* [WORK REQUEST]:
Lines below that include "data" are the answer; copy each one.
┄┄┄┄┄┄
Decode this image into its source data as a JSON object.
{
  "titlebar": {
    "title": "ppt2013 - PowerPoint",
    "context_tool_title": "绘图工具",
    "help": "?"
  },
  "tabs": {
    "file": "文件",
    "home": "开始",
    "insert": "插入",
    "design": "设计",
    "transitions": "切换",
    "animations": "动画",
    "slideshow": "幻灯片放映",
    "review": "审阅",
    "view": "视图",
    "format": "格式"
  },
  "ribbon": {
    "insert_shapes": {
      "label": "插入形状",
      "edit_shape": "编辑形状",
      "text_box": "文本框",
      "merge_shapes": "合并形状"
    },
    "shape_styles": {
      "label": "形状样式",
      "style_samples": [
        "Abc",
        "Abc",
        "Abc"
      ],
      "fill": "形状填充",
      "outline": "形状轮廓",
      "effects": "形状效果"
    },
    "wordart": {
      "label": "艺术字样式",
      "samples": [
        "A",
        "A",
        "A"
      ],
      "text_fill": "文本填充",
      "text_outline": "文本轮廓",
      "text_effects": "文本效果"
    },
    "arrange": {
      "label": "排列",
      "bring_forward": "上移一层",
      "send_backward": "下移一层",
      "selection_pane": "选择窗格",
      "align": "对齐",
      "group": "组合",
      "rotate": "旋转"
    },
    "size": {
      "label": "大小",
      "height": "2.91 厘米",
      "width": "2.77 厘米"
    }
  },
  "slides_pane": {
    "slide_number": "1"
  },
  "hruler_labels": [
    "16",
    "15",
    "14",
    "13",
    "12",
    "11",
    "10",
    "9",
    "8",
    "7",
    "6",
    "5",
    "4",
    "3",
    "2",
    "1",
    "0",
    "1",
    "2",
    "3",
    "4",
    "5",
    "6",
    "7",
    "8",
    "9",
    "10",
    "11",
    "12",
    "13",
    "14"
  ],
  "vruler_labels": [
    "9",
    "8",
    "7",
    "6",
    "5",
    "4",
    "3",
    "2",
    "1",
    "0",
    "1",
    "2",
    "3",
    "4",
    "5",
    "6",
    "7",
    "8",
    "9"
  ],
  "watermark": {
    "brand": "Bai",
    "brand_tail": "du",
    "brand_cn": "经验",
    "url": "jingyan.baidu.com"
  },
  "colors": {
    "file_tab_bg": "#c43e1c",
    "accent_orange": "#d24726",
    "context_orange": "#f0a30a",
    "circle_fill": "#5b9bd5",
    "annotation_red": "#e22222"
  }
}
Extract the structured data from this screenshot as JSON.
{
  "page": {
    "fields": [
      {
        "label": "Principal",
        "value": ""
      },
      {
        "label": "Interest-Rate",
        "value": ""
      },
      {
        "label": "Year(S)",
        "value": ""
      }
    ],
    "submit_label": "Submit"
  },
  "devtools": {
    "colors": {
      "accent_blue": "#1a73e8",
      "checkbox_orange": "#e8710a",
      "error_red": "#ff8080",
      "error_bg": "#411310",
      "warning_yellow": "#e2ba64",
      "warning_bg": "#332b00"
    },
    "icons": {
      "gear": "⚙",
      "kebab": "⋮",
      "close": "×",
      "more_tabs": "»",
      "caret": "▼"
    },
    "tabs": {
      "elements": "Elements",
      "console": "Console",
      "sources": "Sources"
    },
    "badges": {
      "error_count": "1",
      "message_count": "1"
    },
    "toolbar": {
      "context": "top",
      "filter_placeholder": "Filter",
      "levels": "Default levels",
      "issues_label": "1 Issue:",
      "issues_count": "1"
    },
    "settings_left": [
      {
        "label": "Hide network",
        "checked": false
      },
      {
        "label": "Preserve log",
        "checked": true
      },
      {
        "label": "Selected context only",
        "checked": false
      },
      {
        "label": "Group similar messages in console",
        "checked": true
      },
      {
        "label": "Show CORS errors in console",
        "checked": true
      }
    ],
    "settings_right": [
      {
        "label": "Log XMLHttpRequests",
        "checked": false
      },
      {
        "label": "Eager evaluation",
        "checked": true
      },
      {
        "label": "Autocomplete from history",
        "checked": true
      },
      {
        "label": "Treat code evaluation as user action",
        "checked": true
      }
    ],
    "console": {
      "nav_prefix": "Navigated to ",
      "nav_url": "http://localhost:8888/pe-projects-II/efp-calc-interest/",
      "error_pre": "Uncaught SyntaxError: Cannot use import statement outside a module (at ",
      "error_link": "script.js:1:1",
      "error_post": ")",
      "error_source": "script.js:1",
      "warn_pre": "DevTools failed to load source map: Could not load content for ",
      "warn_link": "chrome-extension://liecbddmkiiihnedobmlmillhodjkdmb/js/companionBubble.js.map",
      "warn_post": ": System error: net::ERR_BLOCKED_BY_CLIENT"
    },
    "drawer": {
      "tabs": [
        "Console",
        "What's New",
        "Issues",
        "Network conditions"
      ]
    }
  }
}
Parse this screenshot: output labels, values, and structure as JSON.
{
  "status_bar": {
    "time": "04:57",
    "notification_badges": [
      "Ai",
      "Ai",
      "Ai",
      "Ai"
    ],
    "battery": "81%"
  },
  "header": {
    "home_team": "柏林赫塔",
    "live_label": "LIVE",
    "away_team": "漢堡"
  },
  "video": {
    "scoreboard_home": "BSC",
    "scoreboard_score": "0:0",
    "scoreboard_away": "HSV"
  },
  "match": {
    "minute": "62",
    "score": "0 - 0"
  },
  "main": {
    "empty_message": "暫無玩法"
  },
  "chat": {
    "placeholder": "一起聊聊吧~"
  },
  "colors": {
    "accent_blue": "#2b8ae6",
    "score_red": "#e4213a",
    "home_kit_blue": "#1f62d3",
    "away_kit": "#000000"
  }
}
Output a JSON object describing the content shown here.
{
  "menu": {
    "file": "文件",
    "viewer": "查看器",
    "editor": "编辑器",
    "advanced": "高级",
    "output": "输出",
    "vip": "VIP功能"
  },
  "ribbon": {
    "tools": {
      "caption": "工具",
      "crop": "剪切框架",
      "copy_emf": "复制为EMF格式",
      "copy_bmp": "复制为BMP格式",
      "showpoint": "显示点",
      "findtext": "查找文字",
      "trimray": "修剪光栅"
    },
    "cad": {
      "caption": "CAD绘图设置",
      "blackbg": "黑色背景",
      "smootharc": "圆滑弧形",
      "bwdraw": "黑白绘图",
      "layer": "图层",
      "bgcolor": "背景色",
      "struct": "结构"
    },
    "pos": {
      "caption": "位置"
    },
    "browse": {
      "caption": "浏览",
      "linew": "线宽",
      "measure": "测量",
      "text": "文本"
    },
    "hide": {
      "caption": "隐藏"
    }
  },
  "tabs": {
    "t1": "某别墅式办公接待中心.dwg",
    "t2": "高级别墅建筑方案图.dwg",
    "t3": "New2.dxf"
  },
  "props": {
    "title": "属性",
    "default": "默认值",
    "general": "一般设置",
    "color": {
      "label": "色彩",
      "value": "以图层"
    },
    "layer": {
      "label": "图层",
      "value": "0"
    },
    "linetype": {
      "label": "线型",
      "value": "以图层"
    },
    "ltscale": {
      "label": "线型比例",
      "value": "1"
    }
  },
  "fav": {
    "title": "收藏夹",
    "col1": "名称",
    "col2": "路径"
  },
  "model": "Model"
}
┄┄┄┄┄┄
* [YOUR SOLUTION]:
Decode this image into its source data as a JSON object.
Extract the structured data from this screenshot as JSON.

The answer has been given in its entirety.